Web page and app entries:
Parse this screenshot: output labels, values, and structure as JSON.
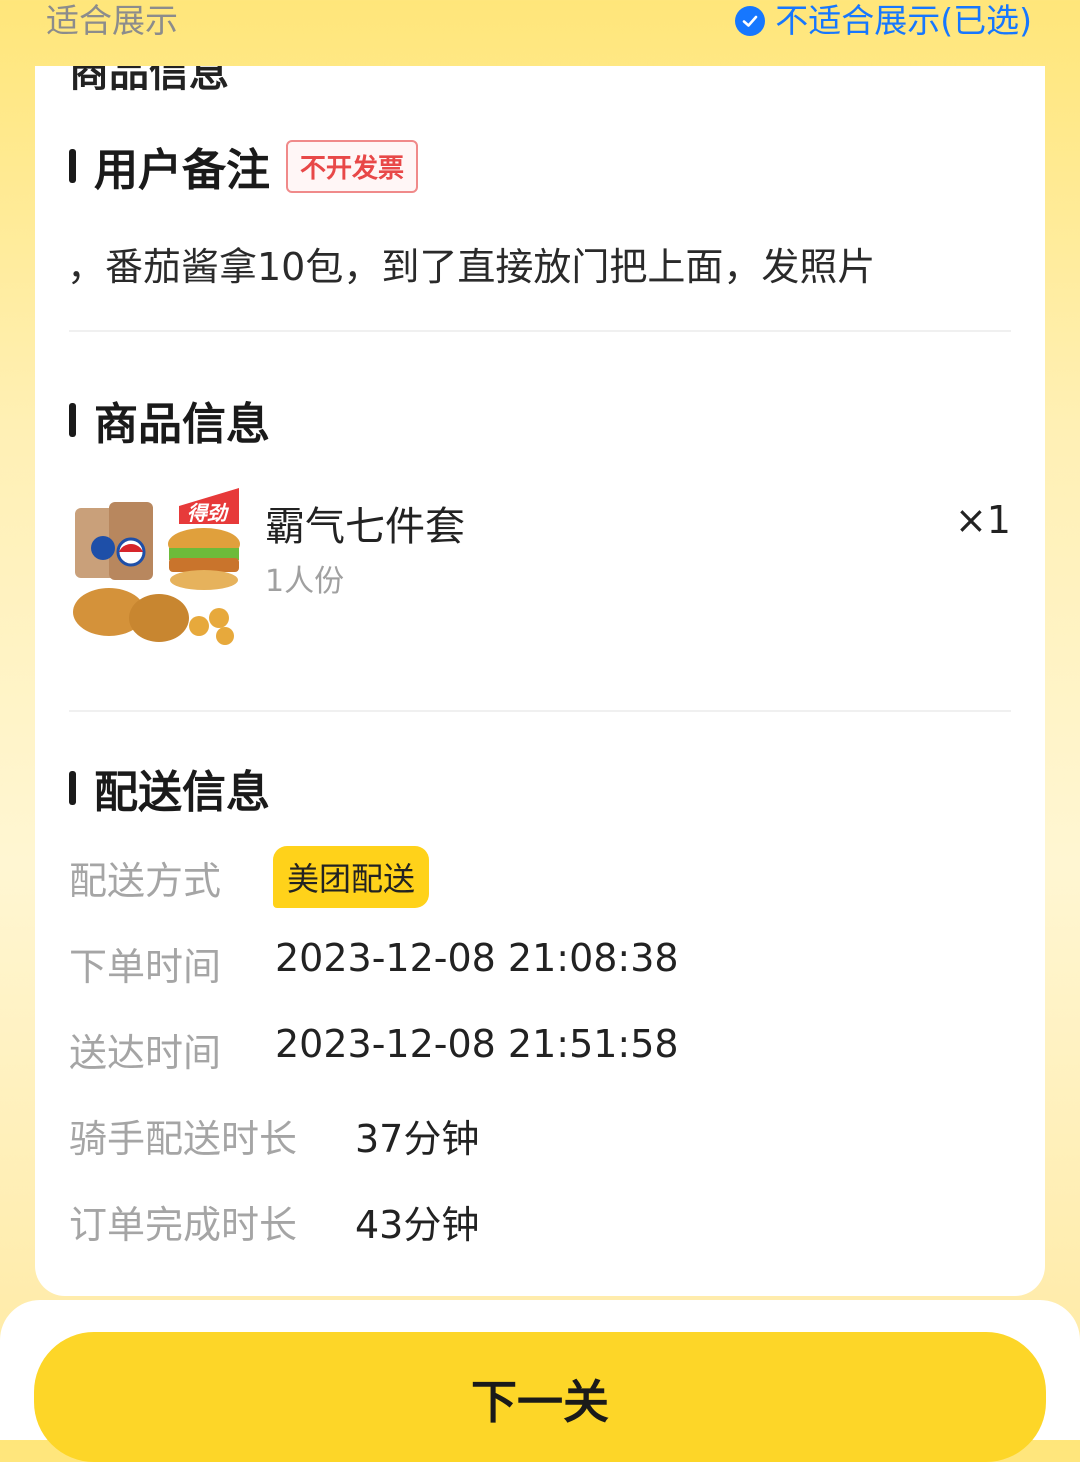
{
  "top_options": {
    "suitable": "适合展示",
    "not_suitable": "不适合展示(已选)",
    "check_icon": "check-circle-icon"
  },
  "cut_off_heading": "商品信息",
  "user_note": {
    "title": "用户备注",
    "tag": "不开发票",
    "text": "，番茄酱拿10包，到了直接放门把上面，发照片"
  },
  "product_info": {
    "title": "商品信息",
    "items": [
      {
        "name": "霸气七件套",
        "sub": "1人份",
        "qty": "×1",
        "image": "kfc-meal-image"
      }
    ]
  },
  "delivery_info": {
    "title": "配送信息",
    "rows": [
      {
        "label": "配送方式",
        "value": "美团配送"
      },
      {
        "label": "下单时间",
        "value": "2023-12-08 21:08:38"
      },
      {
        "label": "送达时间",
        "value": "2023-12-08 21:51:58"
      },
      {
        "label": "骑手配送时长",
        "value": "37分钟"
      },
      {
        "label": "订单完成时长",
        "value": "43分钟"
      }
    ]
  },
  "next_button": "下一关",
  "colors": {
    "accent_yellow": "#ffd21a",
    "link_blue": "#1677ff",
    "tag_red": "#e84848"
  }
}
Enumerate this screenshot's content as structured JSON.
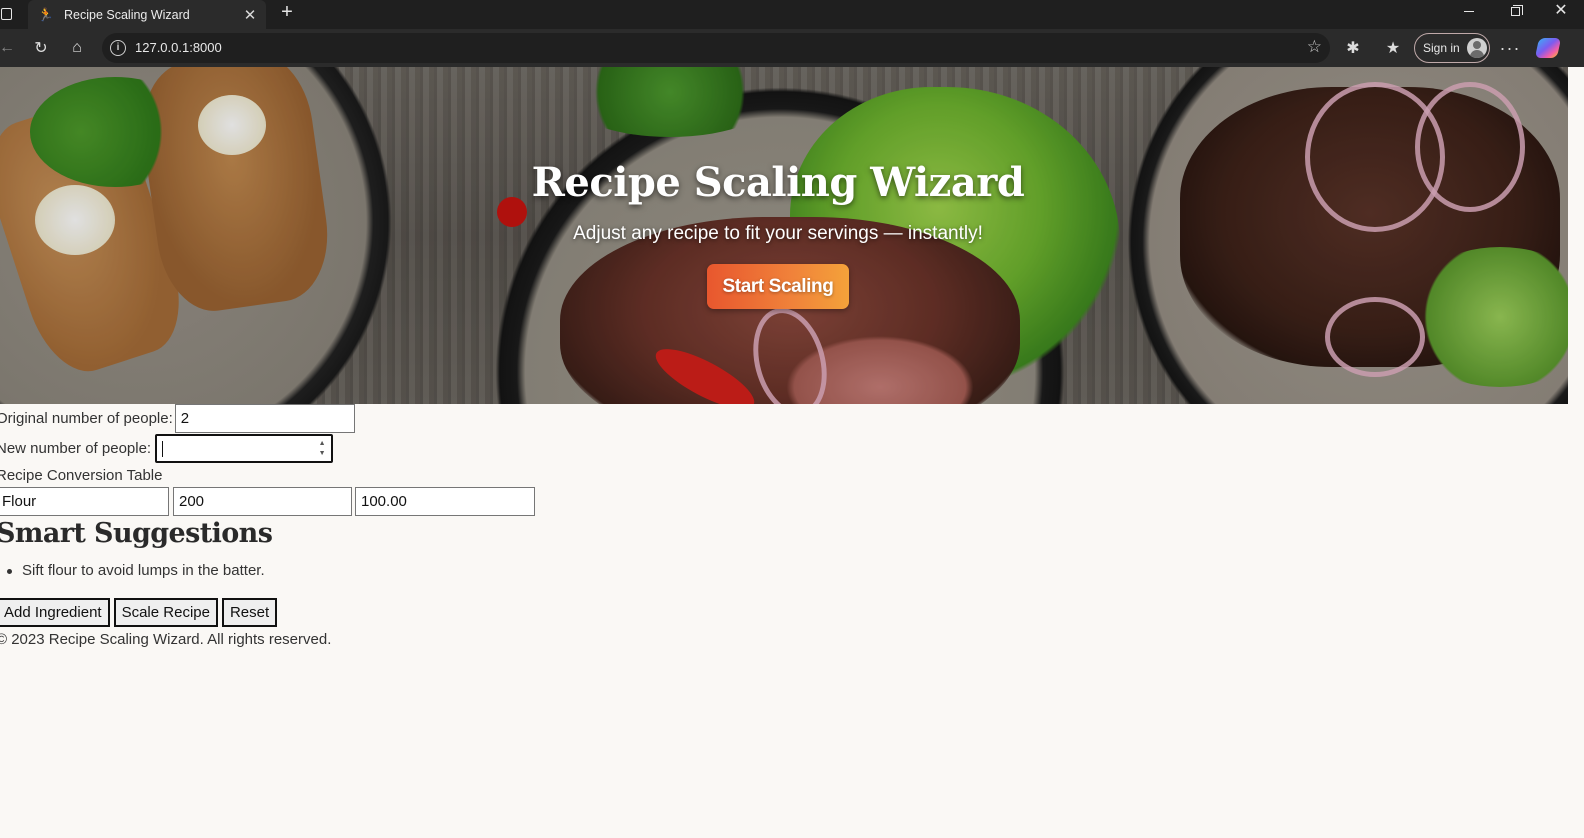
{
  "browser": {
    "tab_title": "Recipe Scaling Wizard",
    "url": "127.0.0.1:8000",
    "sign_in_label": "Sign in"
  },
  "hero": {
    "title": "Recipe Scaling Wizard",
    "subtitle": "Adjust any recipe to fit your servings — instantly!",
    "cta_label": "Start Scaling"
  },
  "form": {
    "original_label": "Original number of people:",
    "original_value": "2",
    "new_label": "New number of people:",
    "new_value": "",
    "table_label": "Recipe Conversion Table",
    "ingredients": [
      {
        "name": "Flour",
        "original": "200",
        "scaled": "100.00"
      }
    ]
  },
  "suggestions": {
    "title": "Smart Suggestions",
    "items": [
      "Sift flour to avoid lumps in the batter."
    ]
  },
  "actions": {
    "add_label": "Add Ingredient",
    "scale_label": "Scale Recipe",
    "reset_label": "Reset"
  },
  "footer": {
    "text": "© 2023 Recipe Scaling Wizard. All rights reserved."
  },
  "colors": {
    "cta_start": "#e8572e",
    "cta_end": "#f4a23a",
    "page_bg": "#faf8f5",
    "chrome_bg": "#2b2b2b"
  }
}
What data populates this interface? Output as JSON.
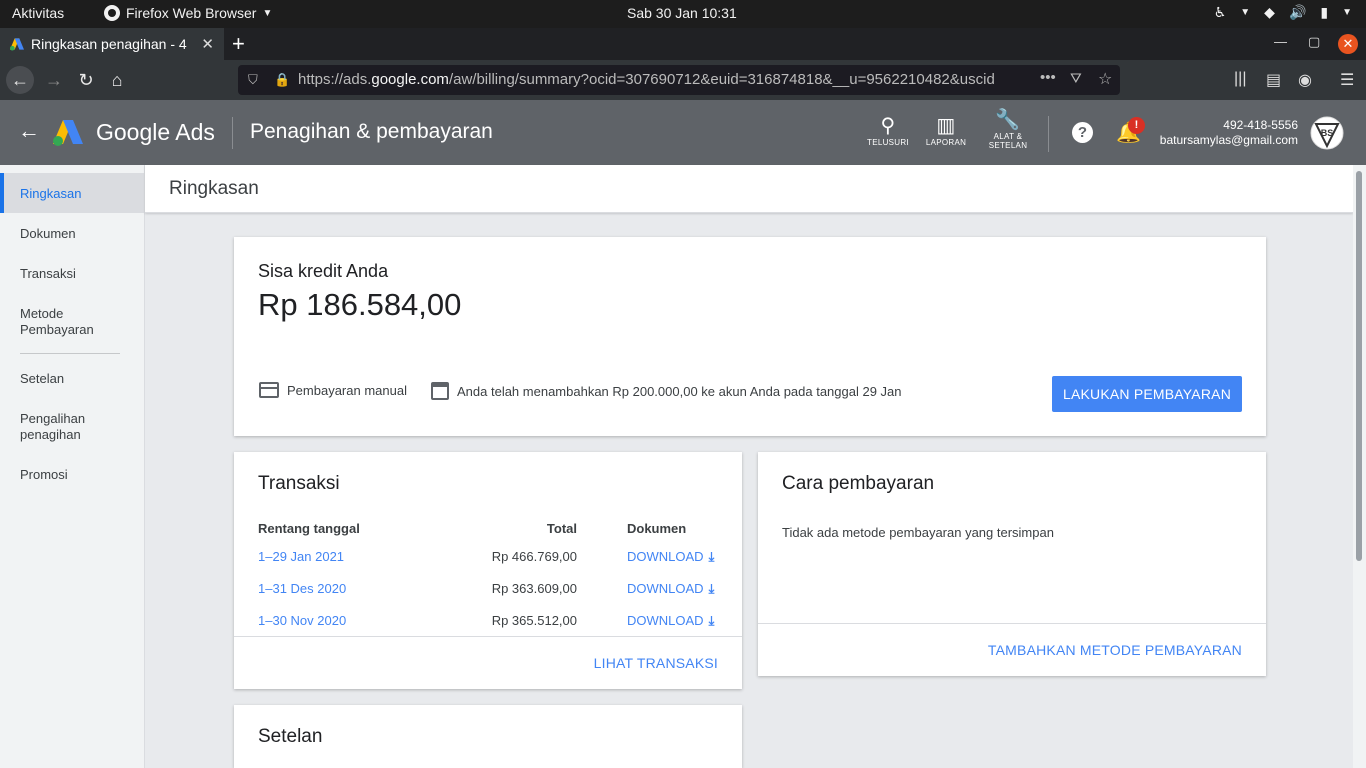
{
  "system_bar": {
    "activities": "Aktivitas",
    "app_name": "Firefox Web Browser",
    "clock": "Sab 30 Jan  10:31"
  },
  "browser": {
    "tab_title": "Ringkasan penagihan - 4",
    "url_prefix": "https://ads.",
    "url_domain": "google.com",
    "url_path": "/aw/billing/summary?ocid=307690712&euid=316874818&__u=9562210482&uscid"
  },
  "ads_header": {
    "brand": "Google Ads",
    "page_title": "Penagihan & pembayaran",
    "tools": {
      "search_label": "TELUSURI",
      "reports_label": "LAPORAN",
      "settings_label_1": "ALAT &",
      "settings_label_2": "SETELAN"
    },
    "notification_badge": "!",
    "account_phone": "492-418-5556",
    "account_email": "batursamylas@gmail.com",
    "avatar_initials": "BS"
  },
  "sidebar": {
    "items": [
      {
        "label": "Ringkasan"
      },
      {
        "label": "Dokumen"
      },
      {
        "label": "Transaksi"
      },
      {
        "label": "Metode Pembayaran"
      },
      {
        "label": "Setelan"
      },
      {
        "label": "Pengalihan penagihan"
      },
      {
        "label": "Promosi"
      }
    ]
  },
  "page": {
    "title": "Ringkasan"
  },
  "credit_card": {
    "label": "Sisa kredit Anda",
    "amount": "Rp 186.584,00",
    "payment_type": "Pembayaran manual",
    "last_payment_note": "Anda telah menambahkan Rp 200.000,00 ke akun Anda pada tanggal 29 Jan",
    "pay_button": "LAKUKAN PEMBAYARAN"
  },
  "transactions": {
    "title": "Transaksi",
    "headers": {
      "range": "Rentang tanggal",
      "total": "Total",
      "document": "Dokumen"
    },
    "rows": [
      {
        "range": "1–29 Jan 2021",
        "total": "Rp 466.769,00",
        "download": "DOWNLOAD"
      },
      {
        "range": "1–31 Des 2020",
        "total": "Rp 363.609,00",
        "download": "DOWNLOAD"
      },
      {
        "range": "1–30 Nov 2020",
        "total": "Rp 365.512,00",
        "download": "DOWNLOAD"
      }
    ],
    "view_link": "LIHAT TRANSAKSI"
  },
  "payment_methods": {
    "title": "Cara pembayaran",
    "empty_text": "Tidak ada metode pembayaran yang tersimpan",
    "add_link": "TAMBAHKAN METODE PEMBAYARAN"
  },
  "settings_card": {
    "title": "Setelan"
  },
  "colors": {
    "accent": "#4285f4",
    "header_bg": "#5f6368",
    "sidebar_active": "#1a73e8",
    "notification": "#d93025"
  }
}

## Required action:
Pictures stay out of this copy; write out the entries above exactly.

## Reply:
Parse this screenshot: output labels, values, and structure as JSON.
{
  "top_options": {
    "suitable": "适合展示",
    "not_suitable": "不适合展示(已选)",
    "check_icon": "check-circle-icon"
  },
  "cut_off_heading": "商品信息",
  "user_note": {
    "title": "用户备注",
    "tag": "不开发票",
    "text": "，番茄酱拿10包，到了直接放门把上面，发照片"
  },
  "product_info": {
    "title": "商品信息",
    "items": [
      {
        "name": "霸气七件套",
        "sub": "1人份",
        "qty": "×1",
        "image": "kfc-meal-image"
      }
    ]
  },
  "delivery_info": {
    "title": "配送信息",
    "rows": [
      {
        "label": "配送方式",
        "value": "美团配送"
      },
      {
        "label": "下单时间",
        "value": "2023-12-08 21:08:38"
      },
      {
        "label": "送达时间",
        "value": "2023-12-08 21:51:58"
      },
      {
        "label": "骑手配送时长",
        "value": "37分钟"
      },
      {
        "label": "订单完成时长",
        "value": "43分钟"
      }
    ]
  },
  "next_button": "下一关",
  "colors": {
    "accent_yellow": "#ffd21a",
    "link_blue": "#1677ff",
    "tag_red": "#e84848"
  }
}
Enumerate this screenshot's content as structured JSON.
{
  "browser": {
    "tab_title": "Recipe Scaling Wizard",
    "url": "127.0.0.1:8000",
    "sign_in_label": "Sign in"
  },
  "hero": {
    "title": "Recipe Scaling Wizard",
    "subtitle": "Adjust any recipe to fit your servings — instantly!",
    "cta_label": "Start Scaling"
  },
  "form": {
    "original_label": "Original number of people:",
    "original_value": "2",
    "new_label": "New number of people:",
    "new_value": "",
    "table_label": "Recipe Conversion Table",
    "ingredients": [
      {
        "name": "Flour",
        "original": "200",
        "scaled": "100.00"
      }
    ]
  },
  "suggestions": {
    "title": "Smart Suggestions",
    "items": [
      "Sift flour to avoid lumps in the batter."
    ]
  },
  "actions": {
    "add_label": "Add Ingredient",
    "scale_label": "Scale Recipe",
    "reset_label": "Reset"
  },
  "footer": {
    "text": "© 2023 Recipe Scaling Wizard. All rights reserved."
  },
  "colors": {
    "cta_start": "#e8572e",
    "cta_end": "#f4a23a",
    "page_bg": "#faf8f5",
    "chrome_bg": "#2b2b2b"
  }
}
What data populates this interface? Output as JSON.
{
  "system_bar": {
    "activities": "Aktivitas",
    "app_name": "Firefox Web Browser",
    "clock": "Sab 30 Jan  10:31"
  },
  "browser": {
    "tab_title": "Ringkasan penagihan - 4",
    "url_prefix": "https://ads.",
    "url_domain": "google.com",
    "url_path": "/aw/billing/summary?ocid=307690712&euid=316874818&__u=9562210482&uscid"
  },
  "ads_header": {
    "brand": "Google Ads",
    "page_title": "Penagihan & pembayaran",
    "tools": {
      "search_label": "TELUSURI",
      "reports_label": "LAPORAN",
      "settings_label_1": "ALAT &",
      "settings_label_2": "SETELAN"
    },
    "notification_badge": "!",
    "account_phone": "492-418-5556",
    "account_email": "batursamylas@gmail.com",
    "avatar_initials": "BS"
  },
  "sidebar": {
    "items": [
      {
        "label": "Ringkasan"
      },
      {
        "label": "Dokumen"
      },
      {
        "label": "Transaksi"
      },
      {
        "label": "Metode Pembayaran"
      },
      {
        "label": "Setelan"
      },
      {
        "label": "Pengalihan penagihan"
      },
      {
        "label": "Promosi"
      }
    ]
  },
  "page": {
    "title": "Ringkasan"
  },
  "credit_card": {
    "label": "Sisa kredit Anda",
    "amount": "Rp 186.584,00",
    "payment_type": "Pembayaran manual",
    "last_payment_note": "Anda telah menambahkan Rp 200.000,00 ke akun Anda pada tanggal 29 Jan",
    "pay_button": "LAKUKAN PEMBAYARAN"
  },
  "transactions": {
    "title": "Transaksi",
    "headers": {
      "range": "Rentang tanggal",
      "total": "Total",
      "document": "Dokumen"
    },
    "rows": [
      {
        "range": "1–29 Jan 2021",
        "total": "Rp 466.769,00",
        "download": "DOWNLOAD"
      },
      {
        "range": "1–31 Des 2020",
        "total": "Rp 363.609,00",
        "download": "DOWNLOAD"
      },
      {
        "range": "1–30 Nov 2020",
        "total": "Rp 365.512,00",
        "download": "DOWNLOAD"
      }
    ],
    "view_link": "LIHAT TRANSAKSI"
  },
  "payment_methods": {
    "title": "Cara pembayaran",
    "empty_text": "Tidak ada metode pembayaran yang tersimpan",
    "add_link": "TAMBAHKAN METODE PEMBAYARAN"
  },
  "settings_card": {
    "title": "Setelan"
  },
  "colors": {
    "accent": "#4285f4",
    "header_bg": "#5f6368",
    "sidebar_active": "#1a73e8",
    "notification": "#d93025"
  }
}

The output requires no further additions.